It’s hard to believe that Shiloh was ever as small and funny-looking as our puppy pictures remind us that she was when we first brought her home. You see, a German shepherd puppy’s ears flop over, and they don’t begin to rise into the upright position for which the breed is known until the pups are a couple of months old. Shiloh’s ears had just risen the week we got her, and, let’s just say, they were still a little wobbly. Every time we looked at her, one or both would be tilting off in some hilarious direction. We have photos of her where her huge ears were leaning together on top of her head like an elaborate fur bonnet. It still makes us laugh to look at them.

Back then, those enormous ears seemed like the biggest part of her (though her snout came a close second). But by now she’s more than grown into them, and is a credit to her breeders, Pioneer German Shepherds, from the tip of her nose to the end of her huge plumed tail. She looks like an enormous black wolf—at least, until you see the big, happy smile and the long, bright pink tongue lolling out happily. I doubt that most wolves are always rolling over for a belly rub, either.

And yes, those folded-down puppy ears still make an appearance when Shiloh wants us to rub her head, especially when she first wakes up and hasn’t remembered that she’s not still a puppy. True, it’s not her most noble look, to say the least, but we think it just might be her most lovable.

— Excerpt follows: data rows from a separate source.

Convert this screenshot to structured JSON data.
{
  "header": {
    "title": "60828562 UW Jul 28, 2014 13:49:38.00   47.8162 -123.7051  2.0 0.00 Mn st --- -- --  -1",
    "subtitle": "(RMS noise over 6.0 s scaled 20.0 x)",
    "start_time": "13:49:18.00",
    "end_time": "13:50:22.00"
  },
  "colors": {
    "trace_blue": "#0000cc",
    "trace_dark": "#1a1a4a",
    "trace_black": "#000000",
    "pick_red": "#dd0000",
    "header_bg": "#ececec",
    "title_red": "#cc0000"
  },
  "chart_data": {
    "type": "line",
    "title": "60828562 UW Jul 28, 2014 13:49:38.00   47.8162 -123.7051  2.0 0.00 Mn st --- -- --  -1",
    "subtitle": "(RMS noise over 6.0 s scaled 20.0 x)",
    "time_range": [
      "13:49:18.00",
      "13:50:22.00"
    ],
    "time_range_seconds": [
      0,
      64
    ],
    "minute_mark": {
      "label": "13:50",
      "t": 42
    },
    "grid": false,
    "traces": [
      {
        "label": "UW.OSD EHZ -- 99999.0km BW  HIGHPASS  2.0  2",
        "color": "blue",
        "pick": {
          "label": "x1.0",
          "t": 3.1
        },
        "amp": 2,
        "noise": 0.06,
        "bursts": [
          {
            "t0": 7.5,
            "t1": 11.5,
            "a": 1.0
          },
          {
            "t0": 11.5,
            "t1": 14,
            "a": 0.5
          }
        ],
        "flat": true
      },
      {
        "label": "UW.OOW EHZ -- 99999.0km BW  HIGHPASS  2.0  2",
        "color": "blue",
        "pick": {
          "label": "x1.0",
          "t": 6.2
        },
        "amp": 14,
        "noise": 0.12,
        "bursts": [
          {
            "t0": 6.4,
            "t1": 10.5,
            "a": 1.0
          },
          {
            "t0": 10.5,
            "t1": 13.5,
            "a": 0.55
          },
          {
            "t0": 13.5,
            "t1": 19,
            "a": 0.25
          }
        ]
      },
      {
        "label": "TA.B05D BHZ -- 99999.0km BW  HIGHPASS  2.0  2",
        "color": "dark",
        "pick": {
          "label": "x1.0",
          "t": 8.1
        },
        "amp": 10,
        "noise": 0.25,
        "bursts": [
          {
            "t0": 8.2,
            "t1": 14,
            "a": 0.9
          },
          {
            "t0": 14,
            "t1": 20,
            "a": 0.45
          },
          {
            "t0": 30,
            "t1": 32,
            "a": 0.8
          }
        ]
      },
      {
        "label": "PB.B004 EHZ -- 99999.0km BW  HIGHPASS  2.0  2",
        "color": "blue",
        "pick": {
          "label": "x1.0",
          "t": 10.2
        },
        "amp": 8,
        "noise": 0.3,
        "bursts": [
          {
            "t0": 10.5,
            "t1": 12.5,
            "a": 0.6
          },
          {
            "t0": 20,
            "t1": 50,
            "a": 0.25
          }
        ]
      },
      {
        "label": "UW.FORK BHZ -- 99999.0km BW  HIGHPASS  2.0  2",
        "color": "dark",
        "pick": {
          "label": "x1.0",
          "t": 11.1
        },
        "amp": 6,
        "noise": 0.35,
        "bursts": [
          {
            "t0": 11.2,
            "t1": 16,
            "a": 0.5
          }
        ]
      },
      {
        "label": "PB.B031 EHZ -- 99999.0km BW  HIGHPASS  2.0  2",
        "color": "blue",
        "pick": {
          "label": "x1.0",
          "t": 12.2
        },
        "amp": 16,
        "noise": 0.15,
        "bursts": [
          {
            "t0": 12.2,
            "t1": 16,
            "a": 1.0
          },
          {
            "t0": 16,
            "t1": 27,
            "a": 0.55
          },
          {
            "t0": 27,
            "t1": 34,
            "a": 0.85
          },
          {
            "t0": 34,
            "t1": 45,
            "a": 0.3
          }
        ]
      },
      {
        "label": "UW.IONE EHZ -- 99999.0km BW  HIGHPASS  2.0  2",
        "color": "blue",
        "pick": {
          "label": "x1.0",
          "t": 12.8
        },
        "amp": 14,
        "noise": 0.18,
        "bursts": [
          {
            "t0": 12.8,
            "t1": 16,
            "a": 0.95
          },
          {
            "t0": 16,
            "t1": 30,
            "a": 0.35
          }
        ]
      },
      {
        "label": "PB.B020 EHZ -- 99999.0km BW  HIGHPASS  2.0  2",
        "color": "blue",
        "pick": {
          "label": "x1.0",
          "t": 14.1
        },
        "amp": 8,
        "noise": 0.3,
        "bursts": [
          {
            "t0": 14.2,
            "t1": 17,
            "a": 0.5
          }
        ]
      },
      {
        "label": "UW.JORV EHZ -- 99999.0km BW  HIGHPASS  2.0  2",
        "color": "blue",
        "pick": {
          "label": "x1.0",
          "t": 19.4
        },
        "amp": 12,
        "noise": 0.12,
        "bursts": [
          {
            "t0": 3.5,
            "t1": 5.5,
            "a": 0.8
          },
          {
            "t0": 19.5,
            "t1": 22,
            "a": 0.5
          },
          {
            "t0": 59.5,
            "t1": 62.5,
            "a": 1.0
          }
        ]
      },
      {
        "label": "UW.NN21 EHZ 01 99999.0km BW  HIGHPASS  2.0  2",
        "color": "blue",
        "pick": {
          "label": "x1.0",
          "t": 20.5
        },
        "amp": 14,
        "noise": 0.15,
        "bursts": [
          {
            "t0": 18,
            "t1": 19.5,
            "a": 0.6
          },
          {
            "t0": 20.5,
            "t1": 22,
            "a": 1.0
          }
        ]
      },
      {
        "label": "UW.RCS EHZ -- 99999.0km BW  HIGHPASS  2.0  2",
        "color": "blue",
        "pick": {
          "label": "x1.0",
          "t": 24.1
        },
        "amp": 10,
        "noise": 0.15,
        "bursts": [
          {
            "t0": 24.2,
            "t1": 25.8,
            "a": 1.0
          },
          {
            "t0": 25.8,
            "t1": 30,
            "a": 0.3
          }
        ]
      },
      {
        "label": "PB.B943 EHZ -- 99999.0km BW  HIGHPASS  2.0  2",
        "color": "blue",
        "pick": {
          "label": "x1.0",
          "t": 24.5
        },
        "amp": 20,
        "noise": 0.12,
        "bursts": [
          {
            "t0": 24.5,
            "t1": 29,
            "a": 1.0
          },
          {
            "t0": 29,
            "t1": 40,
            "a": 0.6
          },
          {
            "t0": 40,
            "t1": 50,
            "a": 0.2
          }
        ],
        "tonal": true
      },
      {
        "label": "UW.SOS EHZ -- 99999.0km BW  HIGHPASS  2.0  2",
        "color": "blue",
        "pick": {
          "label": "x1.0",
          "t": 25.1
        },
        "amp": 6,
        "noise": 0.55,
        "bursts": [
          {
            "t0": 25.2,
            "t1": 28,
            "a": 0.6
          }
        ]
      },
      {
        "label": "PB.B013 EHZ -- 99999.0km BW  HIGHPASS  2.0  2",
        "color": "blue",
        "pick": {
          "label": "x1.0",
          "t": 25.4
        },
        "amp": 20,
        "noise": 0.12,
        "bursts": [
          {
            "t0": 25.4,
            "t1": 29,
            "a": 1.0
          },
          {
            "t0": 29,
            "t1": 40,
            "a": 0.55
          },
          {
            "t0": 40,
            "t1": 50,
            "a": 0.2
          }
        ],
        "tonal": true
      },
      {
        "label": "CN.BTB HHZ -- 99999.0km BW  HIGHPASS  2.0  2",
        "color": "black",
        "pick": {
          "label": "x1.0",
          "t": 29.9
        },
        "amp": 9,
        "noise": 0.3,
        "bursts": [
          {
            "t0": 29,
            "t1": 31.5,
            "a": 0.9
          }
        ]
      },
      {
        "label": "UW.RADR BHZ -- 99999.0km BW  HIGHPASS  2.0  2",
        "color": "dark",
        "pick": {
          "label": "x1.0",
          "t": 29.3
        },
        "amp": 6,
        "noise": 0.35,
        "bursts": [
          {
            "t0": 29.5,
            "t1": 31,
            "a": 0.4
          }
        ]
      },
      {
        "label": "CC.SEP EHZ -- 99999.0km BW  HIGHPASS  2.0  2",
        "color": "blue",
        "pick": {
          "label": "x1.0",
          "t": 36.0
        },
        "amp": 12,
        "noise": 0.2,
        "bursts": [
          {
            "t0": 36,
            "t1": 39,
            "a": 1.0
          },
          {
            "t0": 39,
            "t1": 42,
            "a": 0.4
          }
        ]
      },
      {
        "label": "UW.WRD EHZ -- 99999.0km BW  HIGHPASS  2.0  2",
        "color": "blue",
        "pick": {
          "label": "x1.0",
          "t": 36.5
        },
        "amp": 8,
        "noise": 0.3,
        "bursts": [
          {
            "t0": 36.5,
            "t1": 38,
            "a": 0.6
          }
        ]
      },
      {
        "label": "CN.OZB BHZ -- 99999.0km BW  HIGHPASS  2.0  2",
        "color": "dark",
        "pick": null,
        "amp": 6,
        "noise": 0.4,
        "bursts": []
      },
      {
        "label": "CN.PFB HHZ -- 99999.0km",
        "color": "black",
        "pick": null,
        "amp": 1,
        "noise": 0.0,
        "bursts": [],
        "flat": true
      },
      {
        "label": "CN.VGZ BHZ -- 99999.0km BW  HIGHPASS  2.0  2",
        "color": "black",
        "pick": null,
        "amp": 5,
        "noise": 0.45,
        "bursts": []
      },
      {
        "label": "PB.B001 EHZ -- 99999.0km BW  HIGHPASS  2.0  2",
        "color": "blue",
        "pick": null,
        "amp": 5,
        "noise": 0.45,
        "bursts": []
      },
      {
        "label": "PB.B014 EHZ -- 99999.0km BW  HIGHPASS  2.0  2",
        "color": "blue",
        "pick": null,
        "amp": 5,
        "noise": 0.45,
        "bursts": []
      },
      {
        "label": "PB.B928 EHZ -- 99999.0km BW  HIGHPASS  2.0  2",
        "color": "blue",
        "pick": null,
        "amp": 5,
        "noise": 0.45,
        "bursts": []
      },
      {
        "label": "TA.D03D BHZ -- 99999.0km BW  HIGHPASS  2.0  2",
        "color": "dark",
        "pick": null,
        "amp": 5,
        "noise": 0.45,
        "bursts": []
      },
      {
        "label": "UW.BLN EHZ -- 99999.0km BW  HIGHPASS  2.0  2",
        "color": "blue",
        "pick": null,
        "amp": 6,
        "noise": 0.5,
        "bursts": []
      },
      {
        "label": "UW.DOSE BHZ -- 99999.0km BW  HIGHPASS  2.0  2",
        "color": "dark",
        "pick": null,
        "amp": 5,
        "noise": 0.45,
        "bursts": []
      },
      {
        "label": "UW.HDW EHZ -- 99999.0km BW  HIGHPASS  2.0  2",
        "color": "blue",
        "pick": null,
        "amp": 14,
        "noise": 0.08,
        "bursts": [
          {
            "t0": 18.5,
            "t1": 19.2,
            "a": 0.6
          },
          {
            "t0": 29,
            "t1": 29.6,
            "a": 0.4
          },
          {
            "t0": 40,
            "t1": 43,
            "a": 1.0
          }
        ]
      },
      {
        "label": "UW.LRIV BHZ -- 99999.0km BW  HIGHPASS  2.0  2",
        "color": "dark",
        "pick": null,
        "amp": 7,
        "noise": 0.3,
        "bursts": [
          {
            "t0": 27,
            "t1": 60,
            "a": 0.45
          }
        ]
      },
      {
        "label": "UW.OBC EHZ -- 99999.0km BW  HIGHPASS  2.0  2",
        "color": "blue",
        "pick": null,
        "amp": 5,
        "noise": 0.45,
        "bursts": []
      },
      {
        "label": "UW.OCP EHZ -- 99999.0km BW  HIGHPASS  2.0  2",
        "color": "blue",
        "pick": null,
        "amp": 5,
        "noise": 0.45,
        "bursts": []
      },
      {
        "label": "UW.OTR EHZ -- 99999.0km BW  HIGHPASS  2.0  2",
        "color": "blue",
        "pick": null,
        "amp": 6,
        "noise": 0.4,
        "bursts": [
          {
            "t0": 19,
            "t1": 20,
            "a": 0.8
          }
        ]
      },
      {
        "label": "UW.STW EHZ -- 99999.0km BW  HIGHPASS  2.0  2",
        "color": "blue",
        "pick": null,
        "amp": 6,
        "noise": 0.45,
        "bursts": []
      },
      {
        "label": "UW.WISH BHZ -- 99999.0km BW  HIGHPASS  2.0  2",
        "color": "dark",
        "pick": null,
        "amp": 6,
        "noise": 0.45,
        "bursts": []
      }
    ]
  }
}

To celebrate her birthday, we’ve gotten some special treats. It’s time to give her one now, so we’ll sign off.

Happy birthday Shiloh! We love you!!!